The sad news broke earlier today that former Yankees pitcher and coach Mel Stottlemyre passed away at the age of 77. Stottlemyre lost his fight with bone marrow cancer, the disease he battled bravely since being diagnosed nearly two decades ago.
Stottlemyre was a star pitcher with the Yankees during the 60s and 70s and won several rings as a coach, both with the Mets in 1986 and as a member of Joe Torre’s Yankees coaching staffs. Moreover, though, Stottlemyre was a beloved member of the baseball community, a man adored just as much for his decency as for his ability.
The outpouring of support around MLB and the Yankees community has been tremendous in the wake of Stottlemyre’s death:
Mel’s popularity transcended generations, all of whom thought of him as their own. His plaque in Monument Park will forever serve to celebrate the significance of his legacy. We extend our deepest condolences to Mel’s wife Jean & the entire Stottlemyre family. - Hal Steinbrenner pic.twitter.com/wc3X2jbiQ3— New York Yankees (@Yankees) January 14, 2019

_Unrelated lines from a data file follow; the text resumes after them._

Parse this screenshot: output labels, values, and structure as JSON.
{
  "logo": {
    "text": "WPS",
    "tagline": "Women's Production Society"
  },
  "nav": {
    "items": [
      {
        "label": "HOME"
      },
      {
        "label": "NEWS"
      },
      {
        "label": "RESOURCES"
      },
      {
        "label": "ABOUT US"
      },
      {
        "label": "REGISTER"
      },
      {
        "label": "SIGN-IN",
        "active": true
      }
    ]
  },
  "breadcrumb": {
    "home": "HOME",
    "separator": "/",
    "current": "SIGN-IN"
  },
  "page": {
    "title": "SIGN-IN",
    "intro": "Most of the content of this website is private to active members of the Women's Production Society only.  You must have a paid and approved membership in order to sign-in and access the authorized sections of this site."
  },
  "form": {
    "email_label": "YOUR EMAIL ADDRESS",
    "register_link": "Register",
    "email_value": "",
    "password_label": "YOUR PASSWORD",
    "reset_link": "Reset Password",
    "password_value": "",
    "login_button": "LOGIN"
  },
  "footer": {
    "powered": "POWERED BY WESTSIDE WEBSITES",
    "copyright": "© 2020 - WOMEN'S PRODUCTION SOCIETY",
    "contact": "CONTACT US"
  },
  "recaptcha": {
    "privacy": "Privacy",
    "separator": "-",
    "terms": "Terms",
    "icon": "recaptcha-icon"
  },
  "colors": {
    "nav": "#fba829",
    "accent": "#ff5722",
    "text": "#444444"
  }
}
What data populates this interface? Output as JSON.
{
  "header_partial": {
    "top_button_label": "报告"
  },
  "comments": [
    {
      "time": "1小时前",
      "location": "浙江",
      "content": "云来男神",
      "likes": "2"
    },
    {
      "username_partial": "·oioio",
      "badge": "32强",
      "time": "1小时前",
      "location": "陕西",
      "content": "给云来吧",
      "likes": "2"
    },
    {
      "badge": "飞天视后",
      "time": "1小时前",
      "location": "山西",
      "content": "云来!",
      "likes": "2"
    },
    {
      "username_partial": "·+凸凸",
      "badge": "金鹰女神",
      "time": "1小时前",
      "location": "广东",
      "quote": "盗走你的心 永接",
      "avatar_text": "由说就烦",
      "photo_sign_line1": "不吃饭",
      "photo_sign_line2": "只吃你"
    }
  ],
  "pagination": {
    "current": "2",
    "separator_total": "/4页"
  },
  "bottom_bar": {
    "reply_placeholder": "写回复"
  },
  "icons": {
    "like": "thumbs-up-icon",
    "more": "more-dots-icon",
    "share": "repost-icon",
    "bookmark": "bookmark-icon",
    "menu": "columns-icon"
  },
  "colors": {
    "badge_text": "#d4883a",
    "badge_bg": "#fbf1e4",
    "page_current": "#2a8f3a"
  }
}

So sad to hear of the passing of Mel Stottlemyre a very decent and kind man to say the least. Tremendous pitching coach & pitcher in his day. #RIPMel— Ken Singleton (@29alltime) January 14, 2019
He was more than a great pitcher and fantastic pitching coach. He was a father figure and touched so many in a positive way. We lost a great man. RIP Mel Stottlemyre— David Cone (@dcone36) January 14, 2019
Saddened to hear of the passing of Mel Stottlemyre. Such a classy and kind man. Epitome of a true Yankee. He’ll be missed— Phil Hughes (@PJHughes45) January 14, 2019
Mel Stottlemyre was class personified. What a battle he waged with multiple myeloma. 20 years ago he was given about 5 years. He never stopped fighting. RIP.— Michael Kay (@RealMichaelKay) January 14, 2019
Mel Stottlemyre was rich in the trait that separates great baseball coaches: Relentless empathy. I remember the day he told reporters, in his stoic manner, about his cancer diagnosis -- back in 2001. His handling years and years of illness was remarkable.— Buster Olney (@Buster_ESPN) January 14, 2019
We are devastated to hear about the loss of our friend Mel Stottlemyre. An excellent player and coach, and an even more incredible man. Our thoughts are with the entire Stottlemyre family. pic.twitter.com/vb7AmomaKE— Yogi Berra Museum (@Yogi_Museum) January 14, 2019
Mel Stottlemyre sharing a laugh with Mariano Rivera in Seattle, 2013. RIP Mel. #yankees https://t.co/hYH5kUXeqY— Sweeny Murti (@YankeesWFAN) January 14, 2019
Saddened to learn of the passing of Mel Stottlemyre. A nice, honest man. His pitchers so respected him because he was not a fair weather coach. He would ardently defend a Cone, Gooden or Pettitte in their tough moments. And the players felt his loyalty and sincerity. #RIP— Joel Sherman (@Joelsherman1) January 14, 2019
Saddened to read the news of Mel Stottlemyre's death; he was a good man with a good heart. Mel was the Yankees' pitching coach during my first five years on the beat and he was always friendly and happy to answer questions. Glad I had a chance to get to know him. RIP, Mel.— Mark Feinsand (@Feinsand) January 14, 2019
Mel Stottlemyre, RIP. Excellent pitcher and pitching coach, very nice man.— Jon Heyman (@JonHeyman) January 14, 2019
I met Mel Stottlemyre for the first time before a Subway Series game in 2004, when he was on the Yankees' coaching staff. He was a gentleman in every sense of the word. A fantastic pitcher, coach and person. RIP, Mel. https://t.co/fdewPFnFBJ— Bryan Hoch (@BryanHoch) January 14, 2019